Grolier published the encyclopedia with numerous name variations: The Electronic Encyclopedia (1986), The Grolier Electronic Encyclopedia (1987), The New Grolier Electronic Encyclopedia (1988–91), The New Grolier Multimedia Encyclopedia (1992). The 1990 edition was the first to feature pictures, and the 1992 edition was the first to deliver video and sound.

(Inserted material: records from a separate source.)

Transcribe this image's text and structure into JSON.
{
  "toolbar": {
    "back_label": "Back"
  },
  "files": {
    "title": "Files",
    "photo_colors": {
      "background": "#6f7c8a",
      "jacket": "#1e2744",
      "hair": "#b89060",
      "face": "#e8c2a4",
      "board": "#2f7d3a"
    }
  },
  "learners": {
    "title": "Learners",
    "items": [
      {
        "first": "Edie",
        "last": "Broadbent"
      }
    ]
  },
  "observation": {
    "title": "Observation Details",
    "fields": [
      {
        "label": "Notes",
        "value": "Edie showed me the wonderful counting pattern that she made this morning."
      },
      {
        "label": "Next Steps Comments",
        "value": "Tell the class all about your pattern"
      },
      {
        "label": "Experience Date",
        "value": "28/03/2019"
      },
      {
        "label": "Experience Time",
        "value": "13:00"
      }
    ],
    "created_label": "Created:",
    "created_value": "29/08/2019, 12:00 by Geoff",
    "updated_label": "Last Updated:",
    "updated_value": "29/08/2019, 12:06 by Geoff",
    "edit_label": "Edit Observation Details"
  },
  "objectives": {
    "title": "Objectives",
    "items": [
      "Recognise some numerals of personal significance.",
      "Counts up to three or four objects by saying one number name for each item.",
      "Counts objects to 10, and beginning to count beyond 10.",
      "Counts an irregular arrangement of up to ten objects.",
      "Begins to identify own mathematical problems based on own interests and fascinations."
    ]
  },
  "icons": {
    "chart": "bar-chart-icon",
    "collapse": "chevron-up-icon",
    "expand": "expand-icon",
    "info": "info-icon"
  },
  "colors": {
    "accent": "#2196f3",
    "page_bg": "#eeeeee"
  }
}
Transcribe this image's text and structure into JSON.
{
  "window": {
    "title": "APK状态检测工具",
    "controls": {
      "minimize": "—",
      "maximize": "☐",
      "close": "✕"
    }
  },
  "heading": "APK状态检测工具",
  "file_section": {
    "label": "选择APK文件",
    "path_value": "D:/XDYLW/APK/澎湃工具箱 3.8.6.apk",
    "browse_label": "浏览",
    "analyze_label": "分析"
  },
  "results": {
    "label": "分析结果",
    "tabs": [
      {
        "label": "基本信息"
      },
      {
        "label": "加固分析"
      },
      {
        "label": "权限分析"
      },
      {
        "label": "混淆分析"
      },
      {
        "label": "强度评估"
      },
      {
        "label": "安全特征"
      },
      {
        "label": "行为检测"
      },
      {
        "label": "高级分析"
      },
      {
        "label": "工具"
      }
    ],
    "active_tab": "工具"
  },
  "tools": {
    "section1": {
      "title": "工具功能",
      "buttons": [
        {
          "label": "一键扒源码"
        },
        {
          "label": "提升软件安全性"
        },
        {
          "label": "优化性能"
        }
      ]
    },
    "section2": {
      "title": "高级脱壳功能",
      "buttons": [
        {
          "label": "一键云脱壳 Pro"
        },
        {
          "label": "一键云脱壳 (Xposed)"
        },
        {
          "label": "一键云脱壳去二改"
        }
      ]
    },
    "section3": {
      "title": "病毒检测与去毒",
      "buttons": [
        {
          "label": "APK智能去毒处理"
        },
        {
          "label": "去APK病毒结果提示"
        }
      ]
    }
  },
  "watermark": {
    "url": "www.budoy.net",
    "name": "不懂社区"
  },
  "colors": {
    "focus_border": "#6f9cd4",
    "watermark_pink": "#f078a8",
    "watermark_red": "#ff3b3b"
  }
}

The last CD-ROM edition published was the 2003 Grolier Multimedia Encyclopedia.
In 1982 Grolier formed a subsidiary called Grolier Electronic Publishing Inc. Grolier Electronic Publishing Inc was renamed Grolier Interactive Inc in February 1996. They made video games for DOS, Windows, Macintosh and the PlayStation.
|Wyatt Earp's Old West||Windows, Macintosh||October 1994|
|Golden Gate Killer||Windows, Macintosh||1995|
|Terror TRAX: Track Of The Vampire||DOS||1995|
|SFPD Homicide Case File: The Body in the Bay||Windows||1995|
|Greg Norman Ultimate Challenge Golf||Windows||January 31, 1996|
|Time Warriors||DOS, Windows||1997|
|Perfect Assassin||Windows, PlayStation||November 1997|
|V2000 (Also known as Virus 2000)||Windows, PlayStation||October 1998|
|Asghan: The Dragon Slayer||Windows||December 1998|
|Tank Racer||Windows, PlayStation||March 26, 1999|
Grolier Interactive stopped releasing video games when Grolier was bought by Scholastic.